Collected data
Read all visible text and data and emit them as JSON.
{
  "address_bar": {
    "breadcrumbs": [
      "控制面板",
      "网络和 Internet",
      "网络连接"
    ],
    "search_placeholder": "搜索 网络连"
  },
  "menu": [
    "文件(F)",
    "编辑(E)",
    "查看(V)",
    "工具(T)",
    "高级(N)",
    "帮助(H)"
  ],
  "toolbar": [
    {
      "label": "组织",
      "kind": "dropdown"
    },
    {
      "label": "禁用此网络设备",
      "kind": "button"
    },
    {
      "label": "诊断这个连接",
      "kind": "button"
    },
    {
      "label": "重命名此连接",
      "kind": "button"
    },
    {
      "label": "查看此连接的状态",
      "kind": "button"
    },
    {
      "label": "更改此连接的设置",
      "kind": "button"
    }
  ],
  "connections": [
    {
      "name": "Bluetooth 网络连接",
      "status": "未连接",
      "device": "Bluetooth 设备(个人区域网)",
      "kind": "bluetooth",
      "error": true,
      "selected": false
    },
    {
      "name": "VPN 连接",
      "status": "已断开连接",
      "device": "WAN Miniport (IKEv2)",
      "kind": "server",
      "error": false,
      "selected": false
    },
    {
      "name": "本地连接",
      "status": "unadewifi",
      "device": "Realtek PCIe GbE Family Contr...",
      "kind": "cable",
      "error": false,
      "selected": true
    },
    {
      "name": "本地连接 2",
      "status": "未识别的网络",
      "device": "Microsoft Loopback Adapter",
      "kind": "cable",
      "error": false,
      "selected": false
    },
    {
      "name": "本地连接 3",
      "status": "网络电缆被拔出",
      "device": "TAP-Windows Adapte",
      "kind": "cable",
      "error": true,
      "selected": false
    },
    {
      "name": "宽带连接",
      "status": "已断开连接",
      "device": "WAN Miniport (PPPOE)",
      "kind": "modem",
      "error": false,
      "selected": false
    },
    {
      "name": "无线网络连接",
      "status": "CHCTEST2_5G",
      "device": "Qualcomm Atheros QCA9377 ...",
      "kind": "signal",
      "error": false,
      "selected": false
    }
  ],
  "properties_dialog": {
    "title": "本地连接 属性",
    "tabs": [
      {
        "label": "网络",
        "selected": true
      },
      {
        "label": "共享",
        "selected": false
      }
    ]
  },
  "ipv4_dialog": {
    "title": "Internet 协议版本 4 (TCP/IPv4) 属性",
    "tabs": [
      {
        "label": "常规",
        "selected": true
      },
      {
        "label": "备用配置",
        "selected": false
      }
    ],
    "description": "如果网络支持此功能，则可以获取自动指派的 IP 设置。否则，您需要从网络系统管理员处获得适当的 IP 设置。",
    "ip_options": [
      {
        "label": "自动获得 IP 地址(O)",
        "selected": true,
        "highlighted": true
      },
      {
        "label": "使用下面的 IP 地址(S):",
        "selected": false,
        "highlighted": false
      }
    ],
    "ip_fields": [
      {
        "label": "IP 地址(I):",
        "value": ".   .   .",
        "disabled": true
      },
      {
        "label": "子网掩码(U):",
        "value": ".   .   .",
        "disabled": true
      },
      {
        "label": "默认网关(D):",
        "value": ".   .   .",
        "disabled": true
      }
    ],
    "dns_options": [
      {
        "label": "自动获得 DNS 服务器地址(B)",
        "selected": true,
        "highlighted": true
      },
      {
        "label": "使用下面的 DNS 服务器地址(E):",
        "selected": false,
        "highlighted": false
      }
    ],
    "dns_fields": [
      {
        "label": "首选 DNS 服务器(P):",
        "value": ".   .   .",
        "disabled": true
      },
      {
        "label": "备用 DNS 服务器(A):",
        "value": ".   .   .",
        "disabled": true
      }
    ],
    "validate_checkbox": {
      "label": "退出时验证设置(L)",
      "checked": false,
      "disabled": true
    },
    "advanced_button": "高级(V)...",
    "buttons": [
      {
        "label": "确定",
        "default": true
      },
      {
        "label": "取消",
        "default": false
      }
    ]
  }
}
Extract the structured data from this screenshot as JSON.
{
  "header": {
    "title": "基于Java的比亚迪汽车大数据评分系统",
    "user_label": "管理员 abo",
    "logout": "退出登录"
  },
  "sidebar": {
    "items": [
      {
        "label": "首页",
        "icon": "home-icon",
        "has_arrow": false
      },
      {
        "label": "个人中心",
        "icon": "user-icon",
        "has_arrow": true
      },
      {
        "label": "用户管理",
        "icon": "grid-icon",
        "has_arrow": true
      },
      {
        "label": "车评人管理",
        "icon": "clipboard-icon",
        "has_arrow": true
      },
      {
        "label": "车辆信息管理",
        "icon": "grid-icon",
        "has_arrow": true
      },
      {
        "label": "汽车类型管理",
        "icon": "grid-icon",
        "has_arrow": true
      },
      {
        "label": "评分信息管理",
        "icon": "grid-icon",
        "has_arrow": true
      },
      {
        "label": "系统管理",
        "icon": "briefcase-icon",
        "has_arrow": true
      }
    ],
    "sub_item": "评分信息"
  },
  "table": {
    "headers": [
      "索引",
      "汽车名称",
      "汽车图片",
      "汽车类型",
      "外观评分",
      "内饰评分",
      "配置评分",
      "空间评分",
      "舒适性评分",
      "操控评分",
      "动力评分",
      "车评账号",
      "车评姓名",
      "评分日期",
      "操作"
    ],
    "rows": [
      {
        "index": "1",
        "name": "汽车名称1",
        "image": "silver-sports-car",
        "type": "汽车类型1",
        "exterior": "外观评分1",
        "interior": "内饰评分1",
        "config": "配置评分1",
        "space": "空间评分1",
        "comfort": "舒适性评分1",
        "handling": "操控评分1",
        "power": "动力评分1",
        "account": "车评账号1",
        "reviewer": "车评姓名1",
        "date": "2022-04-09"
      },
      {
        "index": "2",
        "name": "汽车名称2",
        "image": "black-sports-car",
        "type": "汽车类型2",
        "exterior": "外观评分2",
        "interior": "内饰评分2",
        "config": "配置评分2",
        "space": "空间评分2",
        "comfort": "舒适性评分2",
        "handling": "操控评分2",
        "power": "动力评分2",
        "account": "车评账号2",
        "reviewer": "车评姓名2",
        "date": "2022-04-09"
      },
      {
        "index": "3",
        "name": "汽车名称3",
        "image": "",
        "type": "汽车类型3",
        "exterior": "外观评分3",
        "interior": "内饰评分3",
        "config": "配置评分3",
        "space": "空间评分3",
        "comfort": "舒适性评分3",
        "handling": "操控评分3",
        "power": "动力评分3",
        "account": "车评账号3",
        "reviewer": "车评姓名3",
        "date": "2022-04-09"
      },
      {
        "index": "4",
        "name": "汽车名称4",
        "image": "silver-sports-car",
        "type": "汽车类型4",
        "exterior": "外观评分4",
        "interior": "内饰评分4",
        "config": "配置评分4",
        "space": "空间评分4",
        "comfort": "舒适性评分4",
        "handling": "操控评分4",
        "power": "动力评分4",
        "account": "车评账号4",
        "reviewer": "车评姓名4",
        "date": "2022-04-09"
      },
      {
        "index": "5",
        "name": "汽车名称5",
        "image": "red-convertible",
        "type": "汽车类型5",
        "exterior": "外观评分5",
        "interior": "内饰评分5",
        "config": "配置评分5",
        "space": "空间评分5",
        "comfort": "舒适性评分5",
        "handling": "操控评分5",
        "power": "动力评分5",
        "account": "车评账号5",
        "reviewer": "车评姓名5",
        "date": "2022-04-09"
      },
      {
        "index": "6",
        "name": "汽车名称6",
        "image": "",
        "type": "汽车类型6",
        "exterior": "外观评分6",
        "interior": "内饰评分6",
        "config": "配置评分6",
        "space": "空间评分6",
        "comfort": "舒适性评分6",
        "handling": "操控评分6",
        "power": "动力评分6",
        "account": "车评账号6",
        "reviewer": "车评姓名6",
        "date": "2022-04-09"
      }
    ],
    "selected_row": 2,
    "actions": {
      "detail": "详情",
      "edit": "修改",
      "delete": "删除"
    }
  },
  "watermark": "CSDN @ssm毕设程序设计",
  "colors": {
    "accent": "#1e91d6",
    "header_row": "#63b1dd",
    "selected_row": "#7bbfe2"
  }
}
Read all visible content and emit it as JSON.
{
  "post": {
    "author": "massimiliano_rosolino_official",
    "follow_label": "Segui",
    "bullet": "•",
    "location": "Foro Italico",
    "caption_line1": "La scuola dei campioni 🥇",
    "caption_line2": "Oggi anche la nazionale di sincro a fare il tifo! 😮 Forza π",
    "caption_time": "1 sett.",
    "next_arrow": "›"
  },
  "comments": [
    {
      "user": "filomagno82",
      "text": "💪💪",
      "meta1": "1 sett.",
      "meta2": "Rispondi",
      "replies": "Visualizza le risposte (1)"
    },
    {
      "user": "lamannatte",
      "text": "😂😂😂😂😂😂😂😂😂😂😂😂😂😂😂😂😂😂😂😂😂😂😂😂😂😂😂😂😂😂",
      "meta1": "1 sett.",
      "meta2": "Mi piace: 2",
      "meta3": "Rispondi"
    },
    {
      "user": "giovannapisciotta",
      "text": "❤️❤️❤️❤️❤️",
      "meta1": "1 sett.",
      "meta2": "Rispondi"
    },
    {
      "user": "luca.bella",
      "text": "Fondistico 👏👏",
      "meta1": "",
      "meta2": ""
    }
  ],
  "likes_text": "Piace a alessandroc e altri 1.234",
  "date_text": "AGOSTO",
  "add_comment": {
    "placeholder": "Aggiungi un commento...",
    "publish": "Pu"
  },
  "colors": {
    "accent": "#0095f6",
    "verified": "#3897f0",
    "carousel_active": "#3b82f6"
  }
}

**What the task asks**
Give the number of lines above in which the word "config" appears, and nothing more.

**The answer**
6